Are you sure you can say 'naturally organic'? Why is the o-word different here?
If so, great!!
Joseph -- I like 'UNcertified Organic' :)
Labeling claims are the work of lawyers. As long as you can prove the claim on the label you can use it. Example on meat products you cannot use the term Choice because choice is a USDA grade. But you can say "Ranchers Choice" "Health Choice" . Now I’m no expert but I believe you can use the term "Naturally organic" because it’s in quotation marks and you can prove the claim
Hmm.. seems like a fine line if someone wants to call you on it.
There's no baggage with saying All Natural (not in quotes) or something like that, is there?
I don't know if people would take me seriously if I wrote "Naturally Organic" in quotes on my packaging. I haven't seen much of that, but maybe I just haven't noticed. Interesting idea.
When it comes to organic it self is a fine line. If you make a further processed product and use the USDA organic label. It does not mean all of the product components are all natural or organic. To me organic is a scam right up there with Angus beef just another marketing ploy, naturally organic is truthful and honest when talking about aquaponics.
I spoke with QCS (one of the certifying agencies here in Florida) a while back and recently filled the paperwork out (a tedious task). I am torn on whether it is worth it as well and still have not submitted it.
There is a grant that FOG (Florida Organic Growers) was offering to sustainable farms to get reimbursed for certification for up to 75% of the cost. However, I still wasn't sure if it was worth it, as there is the yearly cost and the small % from sales taken etc.
Since starting the buying club years ago, and previously having to buy all the produce (before growing it myself), the members have to come to know and trust me. They primarily want locally grown first, but then they do want some things they are used to getting that is not local or in season (i.e apples etc) so I do supplement with very few items from an organic distributor. Other clubs in the area focus on "certified organic" but not necessarily local...I try have pesticide/ synthetic (even OMRI approved) free now and that is why the majority of the basket is from local growers I trust.. The members are excited that I've started growing aquaponically, most of them haven't heard of aquaponics before and many are interested in tours and showing others. The lettuce and the pak choy was well received. Growth was slowed down considerably with the very low temp of the water and staying cold for weeks, but I now have the tanks insulated to help stabilize it better. I also lost crops due to the freezing temps and then covering with plastic and hoophouses and some plants bolting when it got so hot the following morning..took it off by 10am but it was too late!..I'm still learning.

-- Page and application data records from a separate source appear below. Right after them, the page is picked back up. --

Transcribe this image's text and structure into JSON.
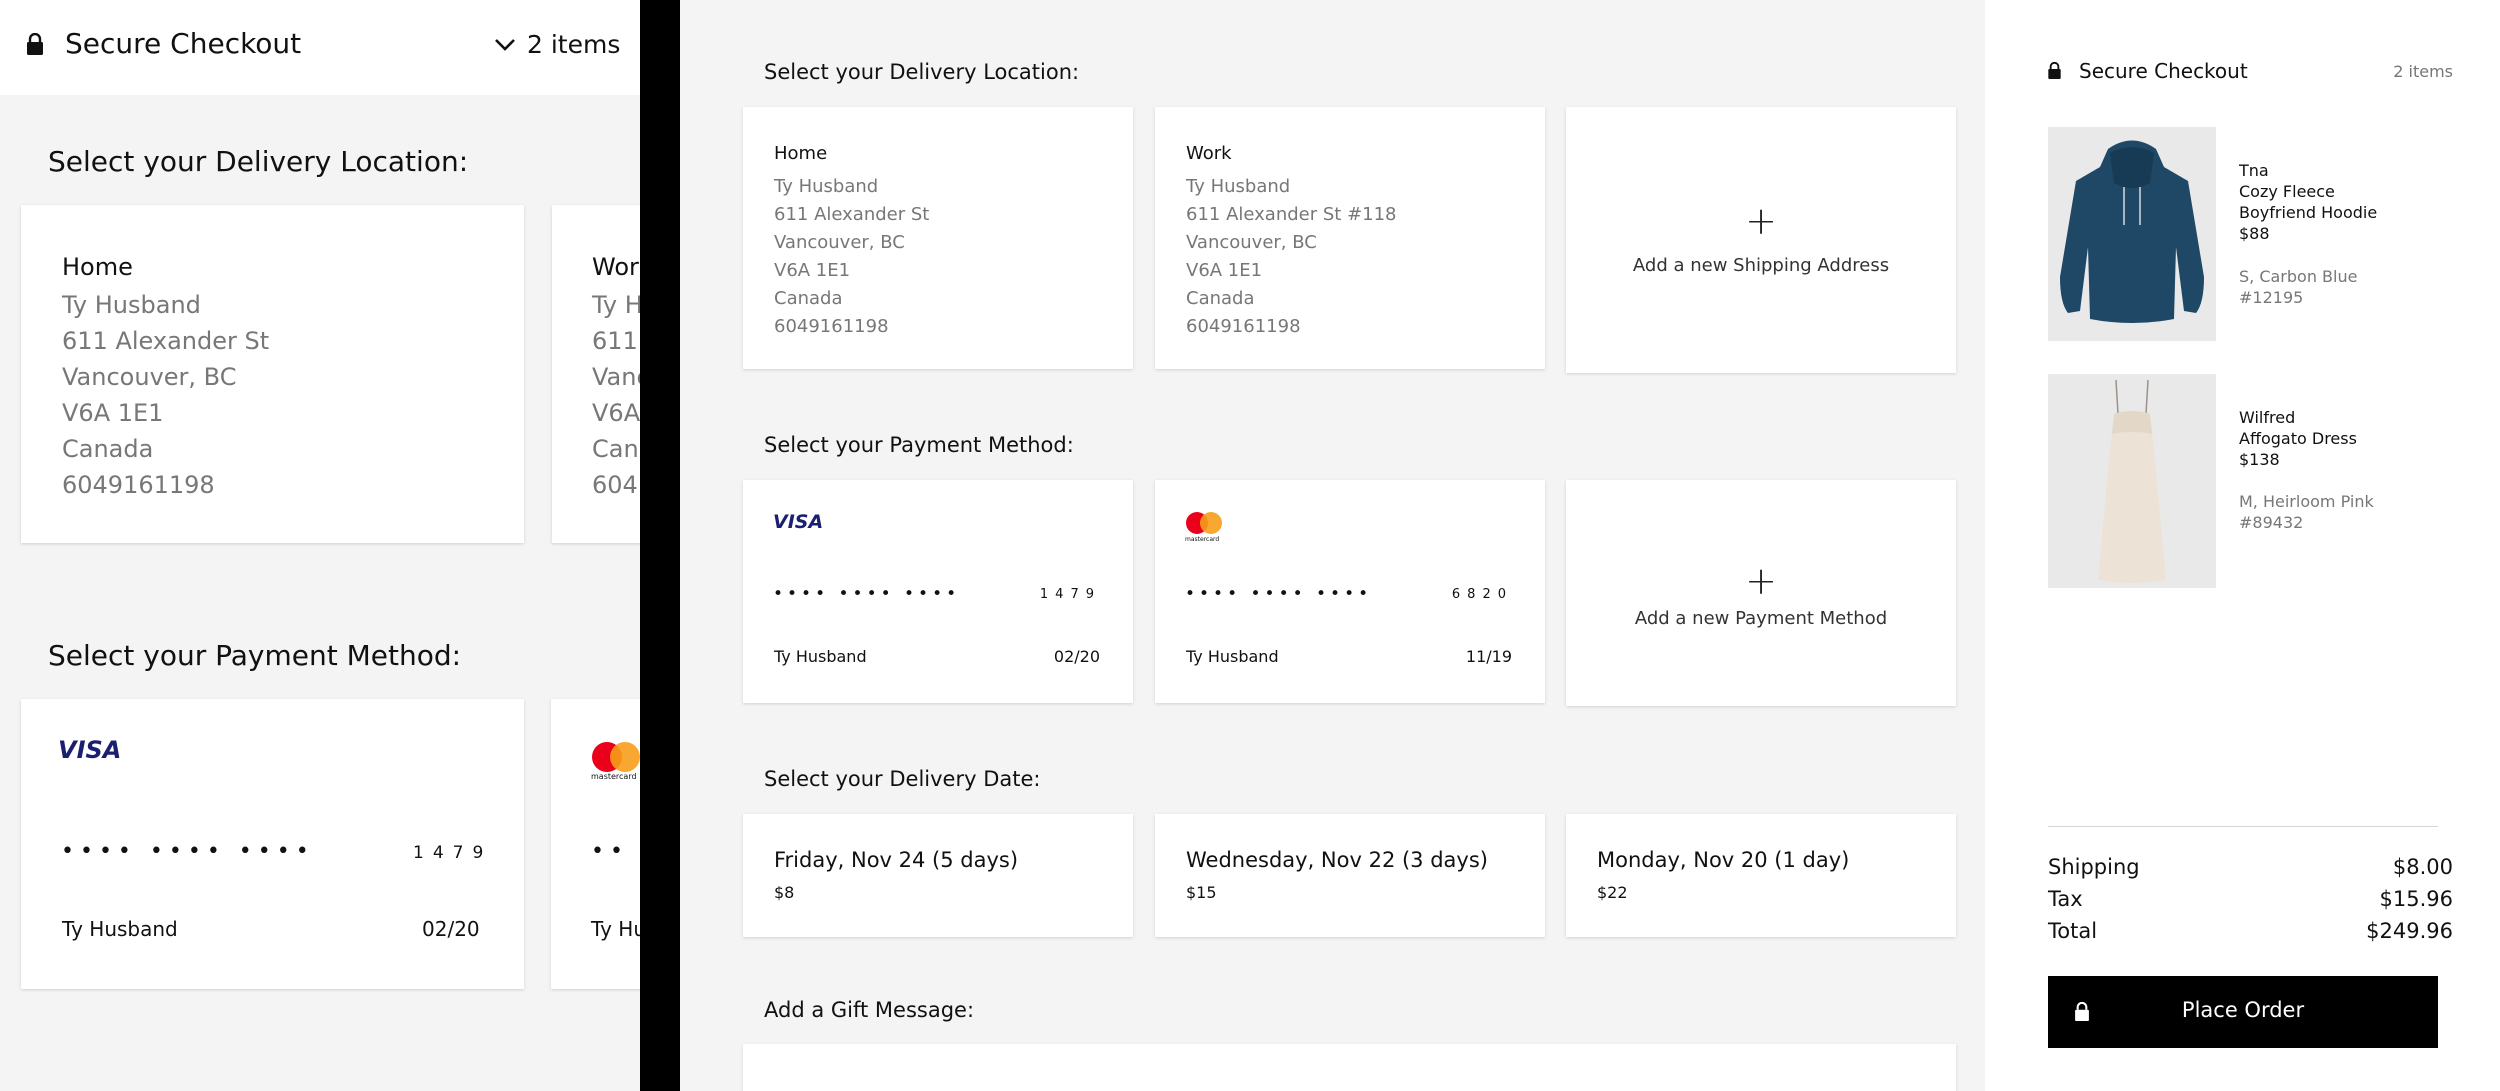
{
  "mobile": {
    "header": {
      "title": "Secure Checkout",
      "items_label": "2 items"
    },
    "delivery_section_title": "Select your Delivery Location:",
    "payment_section_title": "Select your Payment Method:",
    "addresses": [
      {
        "name": "Home",
        "lines": [
          "Ty Husband",
          "611 Alexander St",
          "Vancouver, BC",
          "V6A 1E1",
          "Canada",
          "6049161198"
        ]
      },
      {
        "name": "Wor",
        "lines": [
          "Ty H",
          "611 A",
          "Vanc",
          "V6A",
          "Can",
          "604"
        ]
      }
    ],
    "cards": [
      {
        "brand": "VISA",
        "dots": "•••• •••• ••••",
        "last4": "1479",
        "holder": "Ty Husband",
        "expiry": "02/20"
      },
      {
        "brand": "mastercard",
        "dots": "••",
        "holder": "Ty Hu"
      }
    ]
  },
  "checkout": {
    "delivery_section_title": "Select your Delivery Location:",
    "addresses": [
      {
        "name": "Home",
        "lines": [
          "Ty Husband",
          "611 Alexander St",
          "Vancouver, BC",
          "V6A 1E1",
          "Canada",
          "6049161198"
        ]
      },
      {
        "name": "Work",
        "lines": [
          "Ty Husband",
          "611 Alexander St #118",
          "Vancouver, BC",
          "V6A 1E1",
          "Canada",
          "6049161198"
        ]
      }
    ],
    "add_address": {
      "plus": "+",
      "label": "Add a new Shipping Address"
    },
    "payment_section_title": "Select your Payment Method:",
    "cards": [
      {
        "brand": "VISA",
        "dots": "•••• •••• ••••",
        "last4": "1479",
        "holder": "Ty Husband",
        "expiry": "02/20"
      },
      {
        "brand": "mastercard",
        "dots": "•••• •••• ••••",
        "last4": "6820",
        "holder": "Ty Husband",
        "expiry": "11/19"
      }
    ],
    "add_payment": {
      "plus": "+",
      "label": "Add a new Payment Method"
    },
    "date_section_title": "Select your Delivery Date:",
    "delivery_dates": [
      {
        "label": "Friday, Nov 24 (5 days)",
        "price": "$8"
      },
      {
        "label": "Wednesday, Nov 22 (3 days)",
        "price": "$15"
      },
      {
        "label": "Monday, Nov 20 (1 day)",
        "price": "$22"
      }
    ],
    "gift_section_title": "Add a Gift Message:"
  },
  "summary": {
    "title": "Secure Checkout",
    "items_label": "2 items",
    "products": [
      {
        "brand": "Tna",
        "name_line1": "Cozy Fleece",
        "name_line2": "Boyfriend Hoodie",
        "price": "$88",
        "variant": "S, Carbon Blue",
        "sku": "#12195",
        "color": "#1f4766"
      },
      {
        "brand": "Wilfred",
        "name_line1": "Affogato Dress",
        "name_line2": "",
        "price": "$138",
        "variant": "M, Heirloom Pink",
        "sku": "#89432",
        "color": "#ece3d6"
      }
    ],
    "totals": [
      {
        "label": "Shipping",
        "value": "$8.00"
      },
      {
        "label": "Tax",
        "value": "$15.96"
      },
      {
        "label": "Total",
        "value": "$249.96"
      }
    ],
    "place_order_label": "Place Order"
  },
  "colors": {
    "visa_blue": "#1a1f71",
    "mc_red": "#eb001b",
    "mc_orange": "#f79e1b",
    "muted_text": "#777777",
    "page_bg": "#f4f4f4"
  }
}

Anyway, one large farm I buy from (soil grown) is not certified but they are thriving. They use manure and fish emulsion and most often not even the OMRI pesticides and grow beautiful heirloom veggies and use organic seed. When they did use an "OMRI' approved pesticide last year, (they had a huge problem with worms on their peaches) she told me, as she knows how I feel and I didn't buy them.
General question related to this --
If I add veggies/kitchen scraps etc to my worm bin that are not certified organic, and then add worm juice from that bin to my AP system, would the veggies be considered organic according to the USDA (assuming everything else was OG)? I don't think so, but I want to double check this.
I hear you Earl, there are a lot of funky things going on with OG certification. AP needs its own 'clean' standard. It will be interesting to hear what 'clean' means to different people..
oops, probably should say.."...the way nature intended it to be"
Michelle, you cannot forget the hidden cost in the large amount of time you have to invest in filling out the applications and going through the involved process.